- Don't touch the dough when your hands are even the slightest bit moist with water (or sweat). You can rub a little flour on your palms to ensure you don't stick to the dough. Some recipes call for dough to be turned out onto a greased surface. If that is the case, you can rub a little vegetable oil on your palms instead of flour.
There will be many follow-up posts with additional tips and stories. Feel free to post any questions or comments. I have lots of tips and techniques, and I'd love to hear some of yours as well.
**I am not affilliated with SAF-Instant Yeast in any way. I simply love the product.
When rolling out dough or kneading, a silicone mat is one of the handiest tools in the kitchen. Dough doesn't stick to it like it does cutting boards or the counter top. Most silicone mats are oven-proof up to a certain temperature, which means you can shape your loaf right on the mat and take it from counter to oven without having to transplant it somewhere else. Anything that cuts out steps is a keeper for me!
Silicone Mats Make Kneading & Rolling a Breeze
Once you start baking with yeast or if you're a long-time baker, you will want to experiment with new recipes. There are a lot of recipes out there. Use tried and true recipes when working with yeast, especially if you're a newbie like me. There are so many things that can go wrong.
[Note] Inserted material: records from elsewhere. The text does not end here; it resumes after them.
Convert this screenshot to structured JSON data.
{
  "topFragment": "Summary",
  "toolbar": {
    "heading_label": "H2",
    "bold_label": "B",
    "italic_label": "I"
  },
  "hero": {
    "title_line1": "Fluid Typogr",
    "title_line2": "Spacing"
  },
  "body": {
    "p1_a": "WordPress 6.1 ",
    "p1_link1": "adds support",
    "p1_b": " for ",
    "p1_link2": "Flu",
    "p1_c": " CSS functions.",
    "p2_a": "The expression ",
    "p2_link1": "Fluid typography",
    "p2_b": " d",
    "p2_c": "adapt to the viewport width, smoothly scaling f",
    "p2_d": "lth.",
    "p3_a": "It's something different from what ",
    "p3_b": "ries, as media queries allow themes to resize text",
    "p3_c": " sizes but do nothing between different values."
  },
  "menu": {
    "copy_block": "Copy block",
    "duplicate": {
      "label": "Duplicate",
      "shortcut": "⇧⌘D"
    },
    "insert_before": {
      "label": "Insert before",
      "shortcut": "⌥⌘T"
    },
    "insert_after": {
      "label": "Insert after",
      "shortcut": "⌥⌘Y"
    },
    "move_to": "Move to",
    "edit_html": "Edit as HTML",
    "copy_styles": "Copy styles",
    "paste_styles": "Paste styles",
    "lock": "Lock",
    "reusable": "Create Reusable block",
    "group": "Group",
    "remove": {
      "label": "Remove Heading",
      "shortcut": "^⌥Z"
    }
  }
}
Having a good starting recipe is key.
5-Star Cookbook on Baking Bread with Yeast
© 2012 Leah Wells-Marshburn